Problem —
Go through the listing and repeat each entry exactly, but include no pictures.

Information provided —
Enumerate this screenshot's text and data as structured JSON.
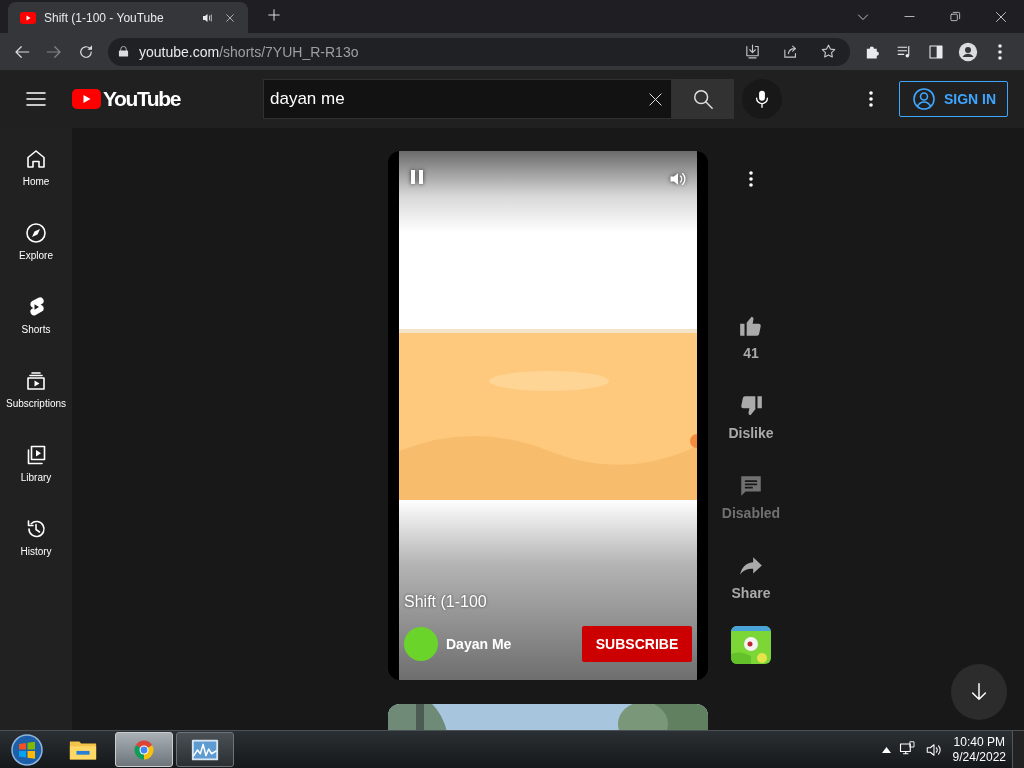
{
  "browser": {
    "tabs": [
      {
        "title": "Shift (1-100 - YouTube",
        "selected": true,
        "audio": true
      }
    ],
    "url": {
      "host": "youtube.com",
      "path": "/shorts/7YUH_R-R13o"
    }
  },
  "header": {
    "logo_text": "YouTube",
    "search": {
      "value": "dayan me"
    },
    "sign_in": "SIGN IN"
  },
  "sidebar": {
    "items": [
      {
        "label": "Home",
        "kind": "home"
      },
      {
        "label": "Explore",
        "kind": "explore"
      },
      {
        "label": "Shorts",
        "kind": "shorts"
      },
      {
        "label": "Subscriptions",
        "kind": "subscriptions"
      },
      {
        "label": "Library",
        "kind": "library"
      },
      {
        "label": "History",
        "kind": "history"
      }
    ]
  },
  "short": {
    "title": "Shift (1-100",
    "channel": "Dayan Me",
    "subscribe": "SUBSCRIBE"
  },
  "actions": [
    {
      "kind": "like",
      "label": "41",
      "disabled": false
    },
    {
      "kind": "dislike",
      "label": "Dislike",
      "disabled": false
    },
    {
      "kind": "comments",
      "label": "Disabled",
      "disabled": true
    },
    {
      "kind": "share",
      "label": "Share",
      "disabled": false
    }
  ],
  "taskbar": {
    "apps": [
      {
        "kind": "explorer",
        "running": false,
        "selected": false
      },
      {
        "kind": "chrome",
        "running": true,
        "selected": true
      },
      {
        "kind": "monitor",
        "running": true,
        "selected": false
      }
    ],
    "time": "10:40 PM",
    "date": "9/24/2022"
  }
}
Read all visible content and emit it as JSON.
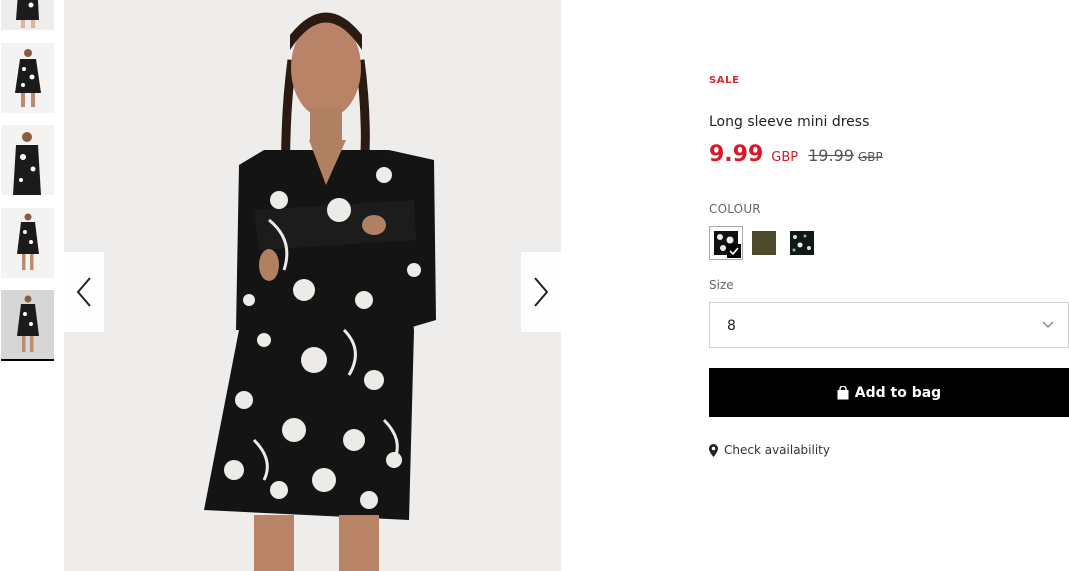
{
  "product": {
    "badge": "SALE",
    "title": "Long sleeve mini dress",
    "price": {
      "current": "9.99",
      "currency": "GBP",
      "original": "19.99",
      "original_currency": "GBP"
    }
  },
  "colour": {
    "label": "COLOUR",
    "swatches": [
      {
        "name": "black-floral",
        "selected": true
      },
      {
        "name": "olive",
        "color": "#4b4a2a",
        "selected": false
      },
      {
        "name": "dark-floral",
        "selected": false
      }
    ]
  },
  "size": {
    "label": "Size",
    "selected": "8"
  },
  "actions": {
    "add_to_bag": "Add to bag",
    "check_availability": "Check availability"
  },
  "gallery": {
    "thumbnail_count": 5,
    "active_index": 4
  },
  "colors": {
    "accent_red": "#d8172a",
    "button_bg": "#000000"
  }
}
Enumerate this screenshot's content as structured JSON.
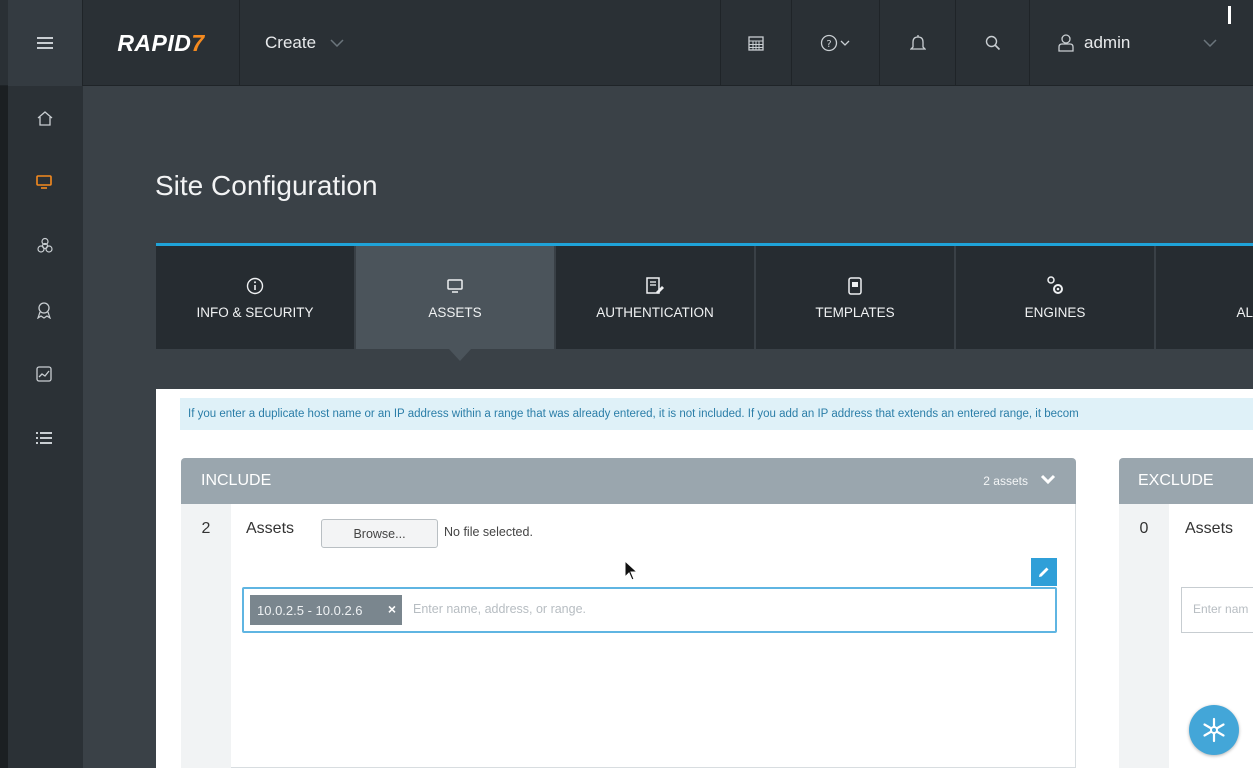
{
  "header": {
    "logo_text": "RAPID",
    "logo_mark": "7",
    "create_label": "Create",
    "user_name": "admin",
    "icons": [
      "menu-icon",
      "chevron-down-icon",
      "calendar-icon",
      "help-icon",
      "bell-icon",
      "search-icon",
      "user-icon"
    ]
  },
  "sidebar": {
    "items": [
      {
        "icon": "home-icon",
        "active": false
      },
      {
        "icon": "monitor-icon",
        "active": true
      },
      {
        "icon": "biohazard-icon",
        "active": false
      },
      {
        "icon": "policy-award-icon",
        "active": false
      },
      {
        "icon": "reports-chart-icon",
        "active": false
      },
      {
        "icon": "list-icon",
        "active": false
      }
    ]
  },
  "page": {
    "title": "Site Configuration"
  },
  "tabs": [
    {
      "label": "INFO & SECURITY",
      "icon": "info-icon",
      "active": false
    },
    {
      "label": "ASSETS",
      "icon": "monitor-icon",
      "active": true
    },
    {
      "label": "AUTHENTICATION",
      "icon": "authentication-icon",
      "active": false
    },
    {
      "label": "TEMPLATES",
      "icon": "template-icon",
      "active": false
    },
    {
      "label": "ENGINES",
      "icon": "gears-icon",
      "active": false
    },
    {
      "label": "AL",
      "icon": "",
      "active": false
    }
  ],
  "info_message": "If you enter a duplicate host name or an IP address within a range that was already entered, it is not included. If you add an IP address that extends an entered range, it becom",
  "include": {
    "title": "INCLUDE",
    "asset_count_label": "2 assets",
    "count": "2",
    "assets_label": "Assets",
    "browse_label": "Browse...",
    "file_status": "No file selected.",
    "chip_label": "10.0.2.5 - 10.0.2.6",
    "chip_remove": "×",
    "input_placeholder": "Enter name, address, or range."
  },
  "exclude": {
    "title": "EXCLUDE",
    "count": "0",
    "assets_label": "Assets",
    "input_placeholder": "Enter nam"
  },
  "colors": {
    "accent": "#1fa3d9",
    "brand_orange": "#f58a1f",
    "topbar": "#2a3035",
    "active_tab": "#4b545b"
  }
}
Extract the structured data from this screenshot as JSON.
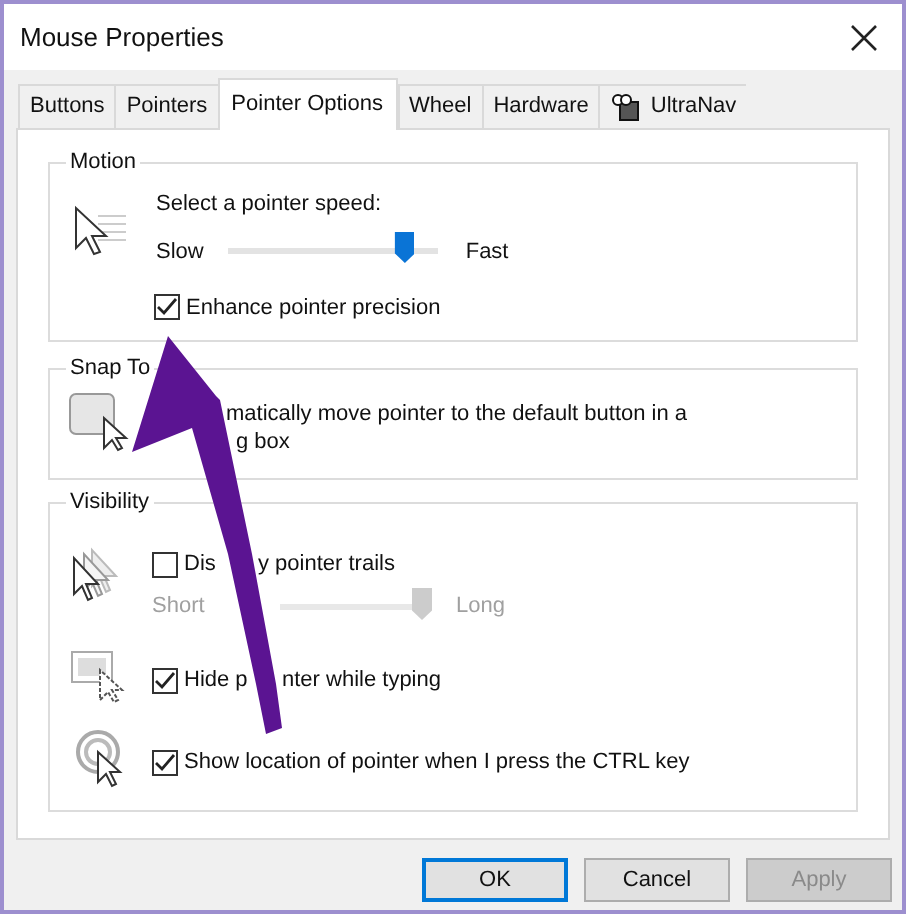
{
  "window": {
    "title": "Mouse Properties"
  },
  "tabs": [
    {
      "label": "Buttons",
      "selected": false
    },
    {
      "label": "Pointers",
      "selected": false
    },
    {
      "label": "Pointer Options",
      "selected": true
    },
    {
      "label": "Wheel",
      "selected": false
    },
    {
      "label": "Hardware",
      "selected": false
    },
    {
      "label": "UltraNav",
      "selected": false,
      "kind": "icon"
    }
  ],
  "motion": {
    "title": "Motion",
    "prompt": "Select a pointer speed:",
    "slow": "Slow",
    "fast": "Fast",
    "speed": {
      "level": 0.88
    },
    "precision": {
      "label": "Enhance pointer precision",
      "checked": true
    }
  },
  "snap_to": {
    "title": "Snap To",
    "text_parts": [
      "matically move pointer to the default button in a",
      "g box"
    ]
  },
  "visibility": {
    "title": "Visibility",
    "trails": {
      "label_parts": [
        "Dis",
        "y pointer trails"
      ],
      "checked": false,
      "short": "Short",
      "long": "Long",
      "length": {
        "level": 1.0
      },
      "disabled": true
    },
    "hide": {
      "label_parts": [
        "Hide p",
        "nter while typing"
      ],
      "checked": true
    },
    "ctrl": {
      "label": "Show location of pointer when I press the CTRL key",
      "checked": true
    }
  },
  "buttons": [
    {
      "label": "OK",
      "kind": "default",
      "disabled": false
    },
    {
      "label": "Cancel",
      "kind": "normal",
      "disabled": false
    },
    {
      "label": "Apply",
      "kind": "normal",
      "disabled": true
    }
  ],
  "annotation": {
    "kind": "arrow",
    "color": "#5b1492"
  }
}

Solution for this problem —
Enumerate this screenshot's text and data as structured JSON.
{
  "browser": {
    "tabs": [
      {
        "title": "Shift (1-100 - YouTube",
        "selected": true,
        "audio": true
      }
    ],
    "url": {
      "host": "youtube.com",
      "path": "/shorts/7YUH_R-R13o"
    }
  },
  "header": {
    "logo_text": "YouTube",
    "search": {
      "value": "dayan me"
    },
    "sign_in": "SIGN IN"
  },
  "sidebar": {
    "items": [
      {
        "label": "Home",
        "kind": "home"
      },
      {
        "label": "Explore",
        "kind": "explore"
      },
      {
        "label": "Shorts",
        "kind": "shorts"
      },
      {
        "label": "Subscriptions",
        "kind": "subscriptions"
      },
      {
        "label": "Library",
        "kind": "library"
      },
      {
        "label": "History",
        "kind": "history"
      }
    ]
  },
  "short": {
    "title": "Shift (1-100",
    "channel": "Dayan Me",
    "subscribe": "SUBSCRIBE"
  },
  "actions": [
    {
      "kind": "like",
      "label": "41",
      "disabled": false
    },
    {
      "kind": "dislike",
      "label": "Dislike",
      "disabled": false
    },
    {
      "kind": "comments",
      "label": "Disabled",
      "disabled": true
    },
    {
      "kind": "share",
      "label": "Share",
      "disabled": false
    }
  ],
  "taskbar": {
    "apps": [
      {
        "kind": "explorer",
        "running": false,
        "selected": false
      },
      {
        "kind": "chrome",
        "running": true,
        "selected": true
      },
      {
        "kind": "monitor",
        "running": true,
        "selected": false
      }
    ],
    "time": "10:40 PM",
    "date": "9/24/2022"
  }
}
Read all visible content and emit it as JSON.
{
  "product": {
    "badge": "SALE",
    "title": "Long sleeve mini dress",
    "price": {
      "current": "9.99",
      "currency": "GBP",
      "original": "19.99",
      "original_currency": "GBP"
    }
  },
  "colour": {
    "label": "COLOUR",
    "swatches": [
      {
        "name": "black-floral",
        "selected": true
      },
      {
        "name": "olive",
        "color": "#4b4a2a",
        "selected": false
      },
      {
        "name": "dark-floral",
        "selected": false
      }
    ]
  },
  "size": {
    "label": "Size",
    "selected": "8"
  },
  "actions": {
    "add_to_bag": "Add to bag",
    "check_availability": "Check availability"
  },
  "gallery": {
    "thumbnail_count": 5,
    "active_index": 4
  },
  "colors": {
    "accent_red": "#d8172a",
    "button_bg": "#000000"
  }
}
Enumerate this screenshot's content as structured JSON.
{
  "header": {
    "logo_text": "RAPID",
    "logo_mark": "7",
    "create_label": "Create",
    "user_name": "admin",
    "icons": [
      "menu-icon",
      "chevron-down-icon",
      "calendar-icon",
      "help-icon",
      "bell-icon",
      "search-icon",
      "user-icon"
    ]
  },
  "sidebar": {
    "items": [
      {
        "icon": "home-icon",
        "active": false
      },
      {
        "icon": "monitor-icon",
        "active": true
      },
      {
        "icon": "biohazard-icon",
        "active": false
      },
      {
        "icon": "policy-award-icon",
        "active": false
      },
      {
        "icon": "reports-chart-icon",
        "active": false
      },
      {
        "icon": "list-icon",
        "active": false
      }
    ]
  },
  "page": {
    "title": "Site Configuration"
  },
  "tabs": [
    {
      "label": "INFO & SECURITY",
      "icon": "info-icon",
      "active": false
    },
    {
      "label": "ASSETS",
      "icon": "monitor-icon",
      "active": true
    },
    {
      "label": "AUTHENTICATION",
      "icon": "authentication-icon",
      "active": false
    },
    {
      "label": "TEMPLATES",
      "icon": "template-icon",
      "active": false
    },
    {
      "label": "ENGINES",
      "icon": "gears-icon",
      "active": false
    },
    {
      "label": "AL",
      "icon": "",
      "active": false
    }
  ],
  "info_message": "If you enter a duplicate host name or an IP address within a range that was already entered, it is not included. If you add an IP address that extends an entered range, it becom",
  "include": {
    "title": "INCLUDE",
    "asset_count_label": "2 assets",
    "count": "2",
    "assets_label": "Assets",
    "browse_label": "Browse...",
    "file_status": "No file selected.",
    "chip_label": "10.0.2.5 - 10.0.2.6",
    "chip_remove": "×",
    "input_placeholder": "Enter name, address, or range."
  },
  "exclude": {
    "title": "EXCLUDE",
    "count": "0",
    "assets_label": "Assets",
    "input_placeholder": "Enter nam"
  },
  "colors": {
    "accent": "#1fa3d9",
    "brand_orange": "#f58a1f",
    "topbar": "#2a3035",
    "active_tab": "#4b545b"
  }
}
Extract the structured data from this screenshot as JSON.
{
  "window": {
    "title": "Mouse Properties"
  },
  "tabs": [
    {
      "label": "Buttons",
      "selected": false
    },
    {
      "label": "Pointers",
      "selected": false
    },
    {
      "label": "Pointer Options",
      "selected": true
    },
    {
      "label": "Wheel",
      "selected": false
    },
    {
      "label": "Hardware",
      "selected": false
    },
    {
      "label": "UltraNav",
      "selected": false,
      "kind": "icon"
    }
  ],
  "motion": {
    "title": "Motion",
    "prompt": "Select a pointer speed:",
    "slow": "Slow",
    "fast": "Fast",
    "speed": {
      "level": 0.88
    },
    "precision": {
      "label": "Enhance pointer precision",
      "checked": true
    }
  },
  "snap_to": {
    "title": "Snap To",
    "text_parts": [
      "matically move pointer to the default button in a",
      "g box"
    ]
  },
  "visibility": {
    "title": "Visibility",
    "trails": {
      "label_parts": [
        "Dis",
        "y pointer trails"
      ],
      "checked": false,
      "short": "Short",
      "long": "Long",
      "length": {
        "level": 1.0
      },
      "disabled": true
    },
    "hide": {
      "label_parts": [
        "Hide p",
        "nter while typing"
      ],
      "checked": true
    },
    "ctrl": {
      "label": "Show location of pointer when I press the CTRL key",
      "checked": true
    }
  },
  "buttons": [
    {
      "label": "OK",
      "kind": "default",
      "disabled": false
    },
    {
      "label": "Cancel",
      "kind": "normal",
      "disabled": false
    },
    {
      "label": "Apply",
      "kind": "normal",
      "disabled": true
    }
  ],
  "annotation": {
    "kind": "arrow",
    "color": "#5b1492"
  }
}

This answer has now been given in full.